#### [Action item]
Pictures aside, repeat every entry exactly.
=== Begin Enclosure ===
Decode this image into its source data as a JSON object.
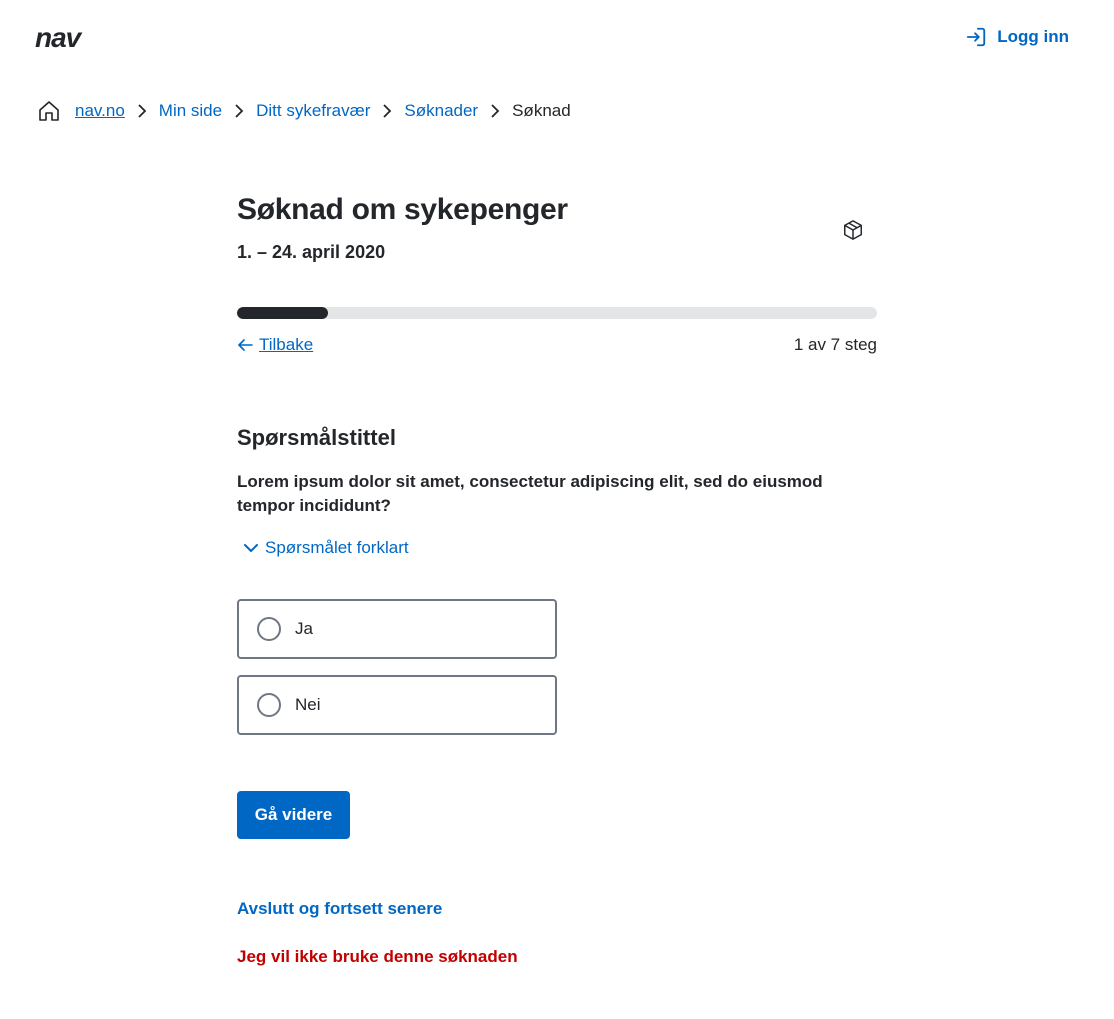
{
  "header": {
    "logo_text": "nav",
    "login_label": "Logg inn"
  },
  "breadcrumb": {
    "items": [
      {
        "label": "nav.no"
      },
      {
        "label": "Min side"
      },
      {
        "label": "Ditt sykefravær"
      },
      {
        "label": "Søknader"
      },
      {
        "label": "Søknad"
      }
    ]
  },
  "form": {
    "title": "Søknad om sykepenger",
    "period": "1. – 24. april 2020",
    "progress": {
      "current_step": 1,
      "total_steps": 7,
      "fraction": 0.142,
      "label": "1 av 7 steg"
    },
    "back_label": "Tilbake",
    "question_title": "Spørsmålstittel",
    "question_text": "Lorem ipsum dolor sit amet, consectetur adipiscing elit, sed do eiusmod tempor incididunt?",
    "explain_label": "Spørsmålet forklart",
    "options": [
      {
        "label": "Ja",
        "selected": false
      },
      {
        "label": "Nei",
        "selected": false
      }
    ],
    "next_label": "Gå videre",
    "save_later_label": "Avslutt og fortsett senere",
    "discard_label": "Jeg vil ikke bruke denne søknaden"
  },
  "icons": {
    "login": "login-icon",
    "home": "home-icon",
    "chevron": "chevron-right-icon",
    "cube": "cube-icon",
    "back_arrow": "arrow-left-icon",
    "expand": "chevron-down-icon"
  },
  "colors": {
    "link": "#0067c5",
    "text": "#23262a",
    "danger": "#c30000",
    "progress_track": "#e4e5e7",
    "progress_fill": "#23262a",
    "border": "#6f7785"
  }
}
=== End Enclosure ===
#### [Solution for this exercise]
Decode this image into its source data as a JSON object.
{
  "header": {
    "logo_text": "nav",
    "login_label": "Logg inn"
  },
  "breadcrumb": {
    "items": [
      {
        "label": "nav.no"
      },
      {
        "label": "Min side"
      },
      {
        "label": "Ditt sykefravær"
      },
      {
        "label": "Søknader"
      },
      {
        "label": "Søknad"
      }
    ]
  },
  "form": {
    "title": "Søknad om sykepenger",
    "period": "1. – 24. april 2020",
    "progress": {
      "current_step": 1,
      "total_steps": 7,
      "fraction": 0.142,
      "label": "1 av 7 steg"
    },
    "back_label": "Tilbake",
    "question_title": "Spørsmålstittel",
    "question_text": "Lorem ipsum dolor sit amet, consectetur adipiscing elit, sed do eiusmod tempor incididunt?",
    "explain_label": "Spørsmålet forklart",
    "options": [
      {
        "label": "Ja",
        "selected": false
      },
      {
        "label": "Nei",
        "selected": false
      }
    ],
    "next_label": "Gå videre",
    "save_later_label": "Avslutt og fortsett senere",
    "discard_label": "Jeg vil ikke bruke denne søknaden"
  },
  "icons": {
    "login": "login-icon",
    "home": "home-icon",
    "chevron": "chevron-right-icon",
    "cube": "cube-icon",
    "back_arrow": "arrow-left-icon",
    "expand": "chevron-down-icon"
  },
  "colors": {
    "link": "#0067c5",
    "text": "#23262a",
    "danger": "#c30000",
    "progress_track": "#e4e5e7",
    "progress_fill": "#23262a",
    "border": "#6f7785"
  }
}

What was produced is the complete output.